To test the hypothesis that developmental anomalies of the corpus callosum (CC), contribute to the pathogenesis of autism, we characterized the type, topography, and severity of CC pathology corresponding to reduced CC areas that are detected by magnetic resonance imaging in the brains of 11 individuals with autism and 11 controls. In the brains of 3 autistic subjects, partial CC agenesis resulted in complete or partial lack of interhemispheric axonal connections in CC segments III-V. In these cases, a combination of focal agenesis and uniform axonal deficit caused reduction of CC areas by 37%, of axon numbers by 62%, and of the numerical density of axons by 39%. In the CC of 8 autistic subjects without agenesis, there was an 18% deficit of the midsagittal CC area, 48.4% deficit of axon numbers, and 37% reduction of the numerical density of axons. The significantly thinner CC, reduced CC area, and uniform axonal deficit in all autistic subjects were classified as CC hypoplasia. Thus, the byproduct of partial CC agenesis and hypoplasia is reduction of axonal connections between cortical areas known to be involved in behavioral alterations observed in people with autism.
Keywords: Agenesis; Autism; Corpus callosum; Hypoplasia; Morphometry; Neuropathology; Underconnectivity.

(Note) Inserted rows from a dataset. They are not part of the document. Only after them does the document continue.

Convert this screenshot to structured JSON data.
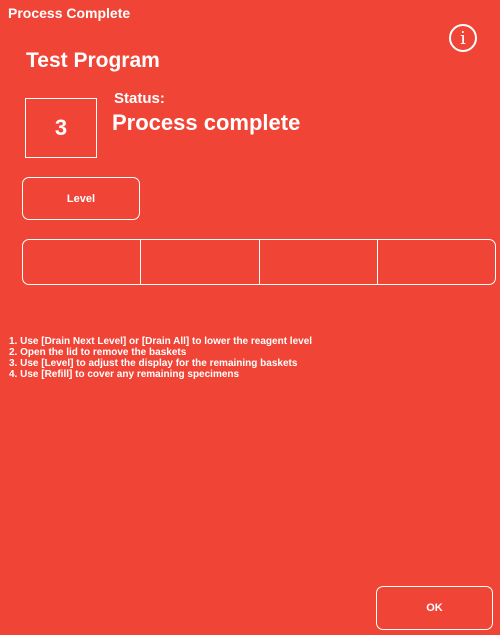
{
  "header": {
    "title": "Process Complete",
    "info_glyph": "i",
    "info_icon": "info-icon"
  },
  "program": {
    "name": "Test Program"
  },
  "step": {
    "number": "3"
  },
  "status": {
    "label": "Status:",
    "value": "Process complete"
  },
  "buttons": {
    "level": "Level",
    "ok": "OK"
  },
  "baskets": {
    "count": 4
  },
  "instructions": [
    "1. Use [Drain Next Level] or [Drain All] to lower the reagent level",
    "2. Open the lid to remove the baskets",
    "3. Use [Level] to adjust the display for the remaining baskets",
    "4. Use [Refill] to cover any remaining specimens"
  ],
  "colors": {
    "background": "#f04436",
    "foreground": "#ffffff"
  }
}
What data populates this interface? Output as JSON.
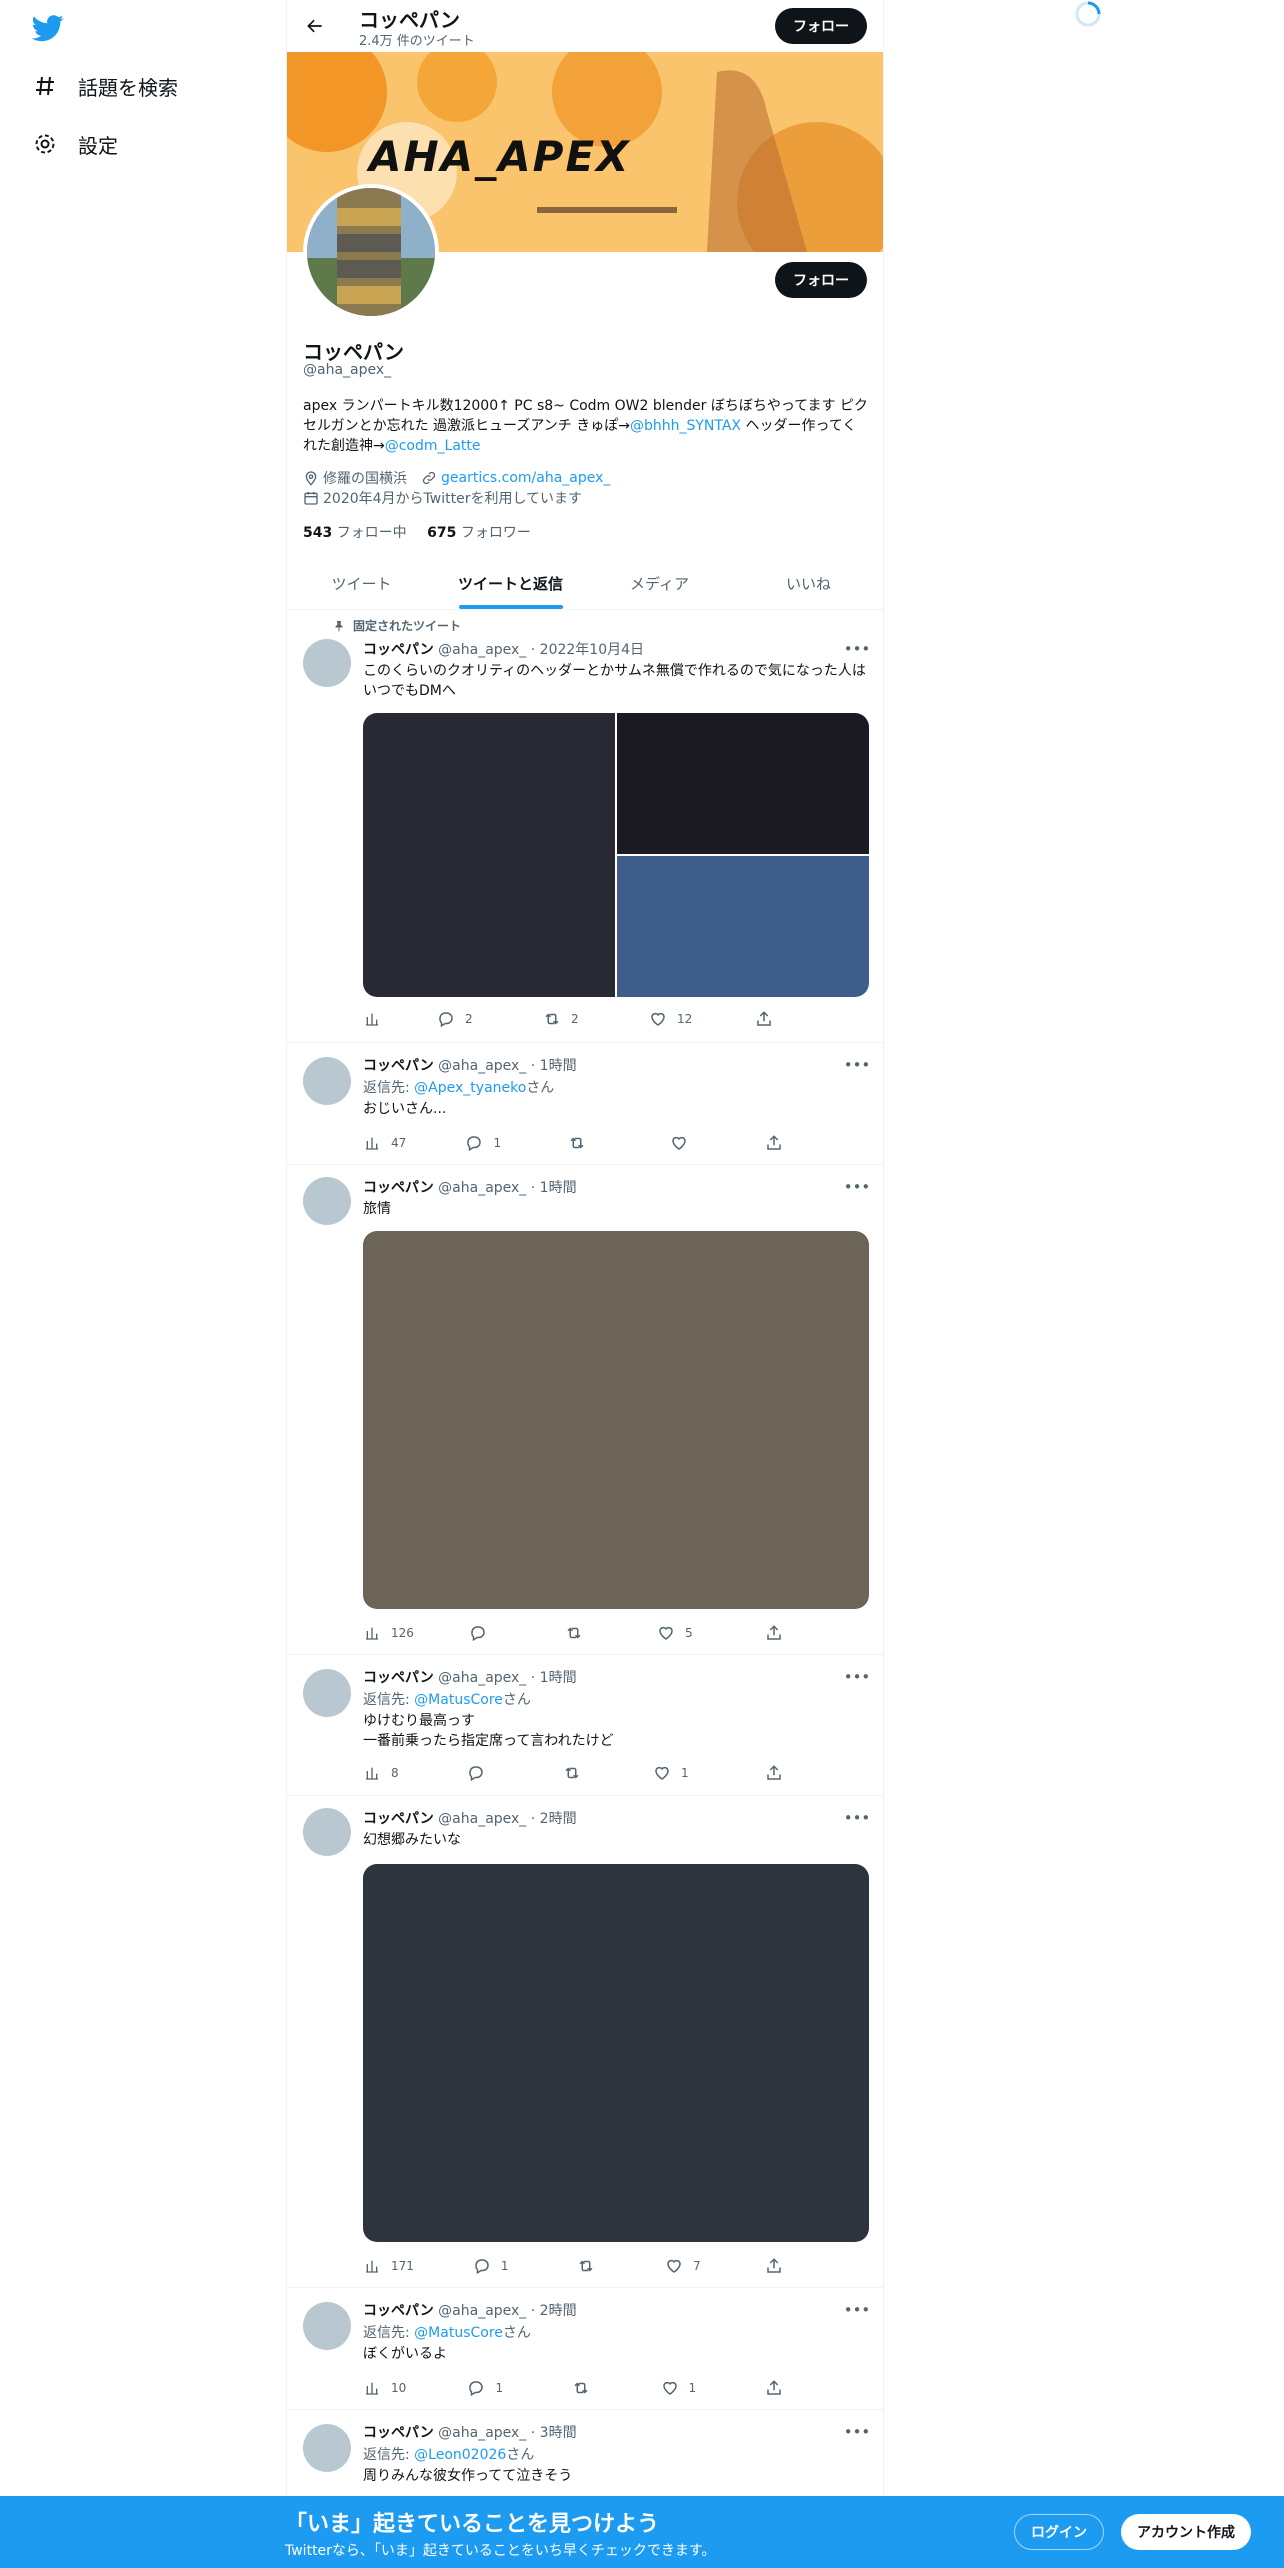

2017 American Association of Neuropathologists, Inc. This work is written by US Government employees and is in the public domain in the US.